Records from a data collection
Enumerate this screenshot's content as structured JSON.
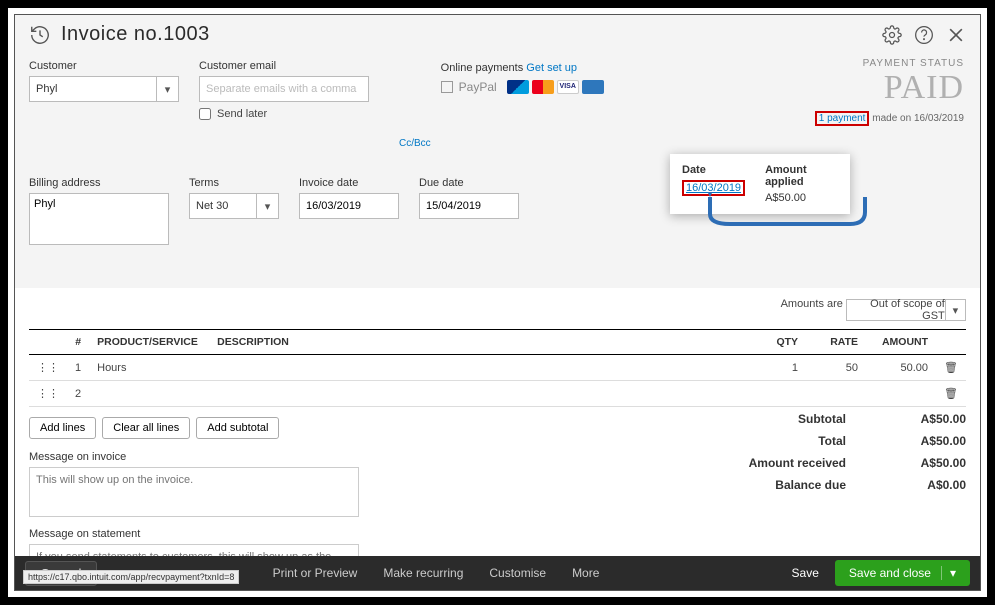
{
  "header": {
    "title": "Invoice no.1003"
  },
  "customer": {
    "label": "Customer",
    "value": "Phyl"
  },
  "email": {
    "label": "Customer email",
    "placeholder": "Separate emails with a comma",
    "send_later": "Send later",
    "ccbcc": "Cc/Bcc"
  },
  "online": {
    "label": "Online payments",
    "link": "Get set up",
    "paypal": "PayPal"
  },
  "payment_status": {
    "label": "PAYMENT STATUS",
    "value": "PAID",
    "link": "1 payment",
    "tail": "made on 16/03/2019"
  },
  "popover": {
    "date_label": "Date",
    "date_value": "16/03/2019",
    "amount_label": "Amount applied",
    "amount_value": "A$50.00"
  },
  "billing": {
    "label": "Billing address",
    "value": "Phyl"
  },
  "terms": {
    "label": "Terms",
    "value": "Net 30"
  },
  "invoice_date": {
    "label": "Invoice date",
    "value": "16/03/2019"
  },
  "due_date": {
    "label": "Due date",
    "value": "15/04/2019"
  },
  "amounts_are": {
    "label": "Amounts are",
    "value": "Out of scope of GST"
  },
  "cols": {
    "num": "#",
    "product": "PRODUCT/SERVICE",
    "desc": "DESCRIPTION",
    "qty": "QTY",
    "rate": "RATE",
    "amount": "AMOUNT"
  },
  "rows": [
    {
      "n": "1",
      "product": "Hours",
      "desc": "",
      "qty": "1",
      "rate": "50",
      "amount": "50.00"
    },
    {
      "n": "2",
      "product": "",
      "desc": "",
      "qty": "",
      "rate": "",
      "amount": ""
    }
  ],
  "linebtns": {
    "add": "Add lines",
    "clear": "Clear all lines",
    "subtotal": "Add subtotal"
  },
  "totals": {
    "subtotal_l": "Subtotal",
    "subtotal_v": "A$50.00",
    "total_l": "Total",
    "total_v": "A$50.00",
    "recv_l": "Amount received",
    "recv_v": "A$50.00",
    "bal_l": "Balance due",
    "bal_v": "A$0.00"
  },
  "msg_invoice": {
    "label": "Message on invoice",
    "placeholder": "This will show up on the invoice."
  },
  "msg_statement": {
    "label": "Message on statement",
    "placeholder": "If you send statements to customers, this will show up as the description for this invoice."
  },
  "footer": {
    "cancel": "Cancel",
    "print": "Print or Preview",
    "recurring": "Make recurring",
    "customise": "Customise",
    "more": "More",
    "save": "Save",
    "saveclose": "Save and close"
  },
  "statusbar": "https://c17.qbo.intuit.com/app/recvpayment?txnId=8"
}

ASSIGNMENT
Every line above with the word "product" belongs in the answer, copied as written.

EXERCISE OUTPUT
    "product": "PRODUCT/SERVICE",
      "product": "Hours",
      "product": "",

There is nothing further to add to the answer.